[Element data from apps and pages]
•••

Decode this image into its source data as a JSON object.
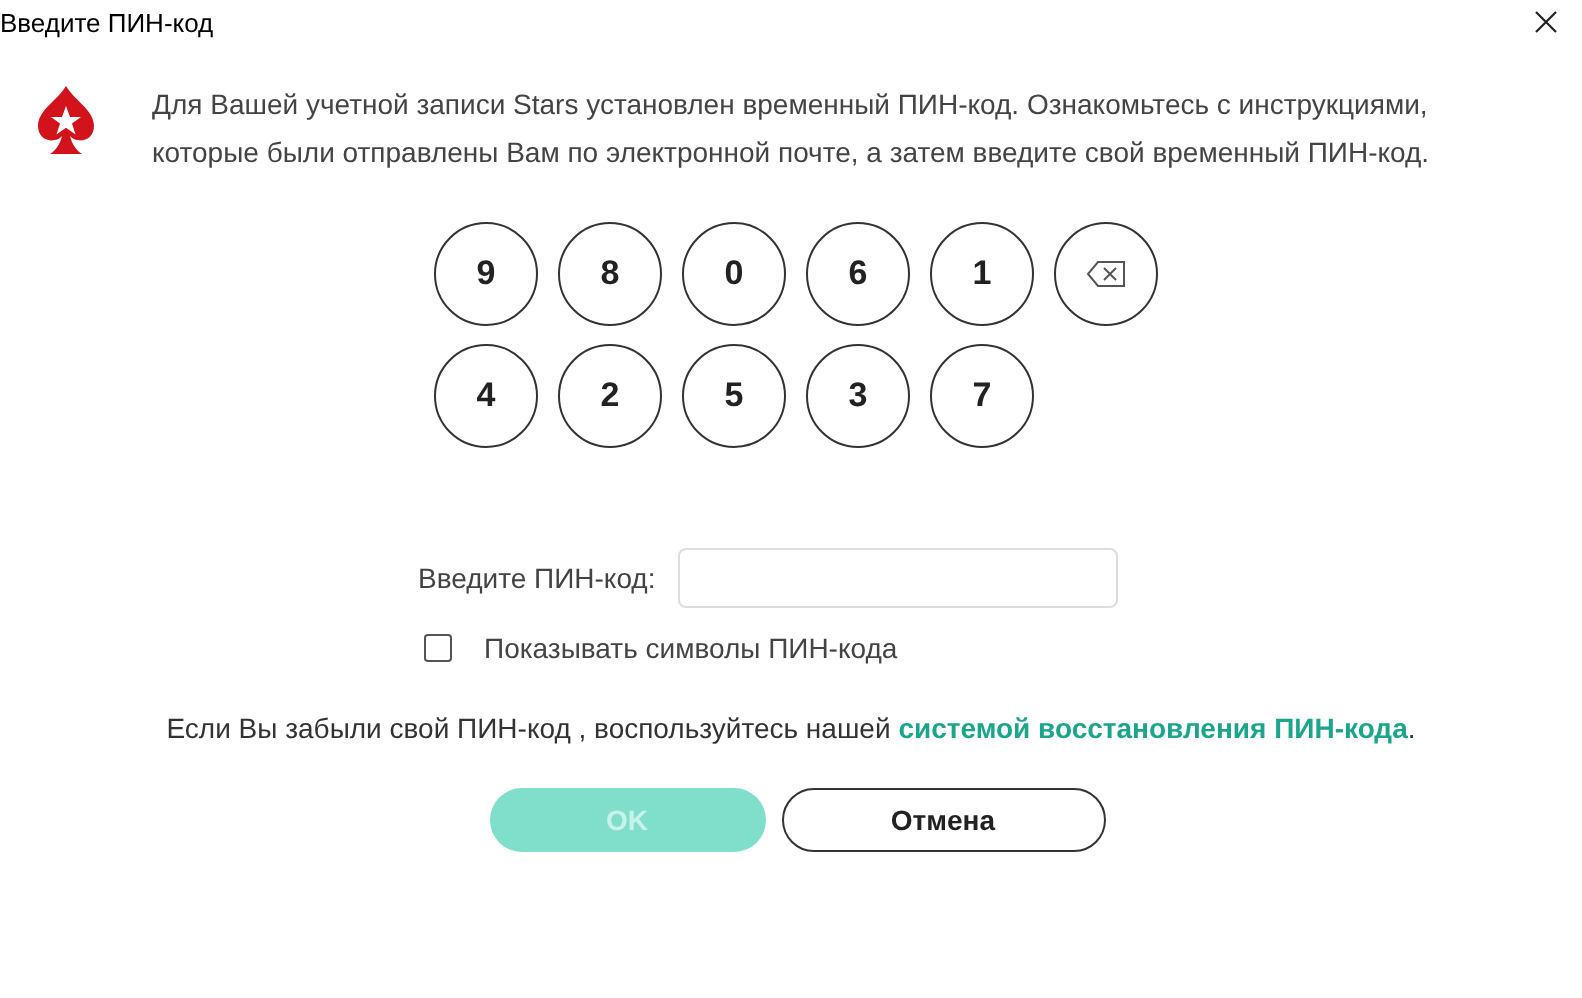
{
  "window": {
    "title": "Введите ПИН-код"
  },
  "message": "Для Вашей учетной записи Stars установлен временный ПИН-код. Ознакомьтесь с инструкциями, которые были отправлены Вам по электронной почте, а затем введите свой временный ПИН-код.",
  "keypad": {
    "rows": [
      [
        "9",
        "8",
        "0",
        "6",
        "1"
      ],
      [
        "4",
        "2",
        "5",
        "3",
        "7"
      ]
    ]
  },
  "pin_field": {
    "label": "Введите ПИН-код:"
  },
  "show_symbols": {
    "label": "Показывать символы ПИН-кода",
    "checked": false
  },
  "footer": {
    "text": "Если Вы забыли свой ПИН-код , воспользуйтесь нашей ",
    "link": "системой восстановления ПИН-кода",
    "end": "."
  },
  "buttons": [
    {
      "label": "OK",
      "disabled": true
    },
    {
      "label": "Отмена",
      "disabled": false
    }
  ]
}
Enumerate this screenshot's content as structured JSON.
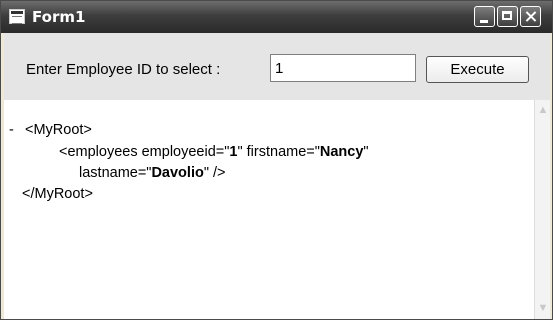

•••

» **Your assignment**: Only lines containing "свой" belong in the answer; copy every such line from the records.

» **Written answer**:
  "message": "Для Вашей учетной записи Stars установлен временный ПИН-код. Ознакомьтесь с инструкциями, которые были отправлены Вам по электронной почте, а затем введите свой временный ПИН-код.",
    "text": "Если Вы забыли свой ПИН-код , воспользуйтесь нашей ",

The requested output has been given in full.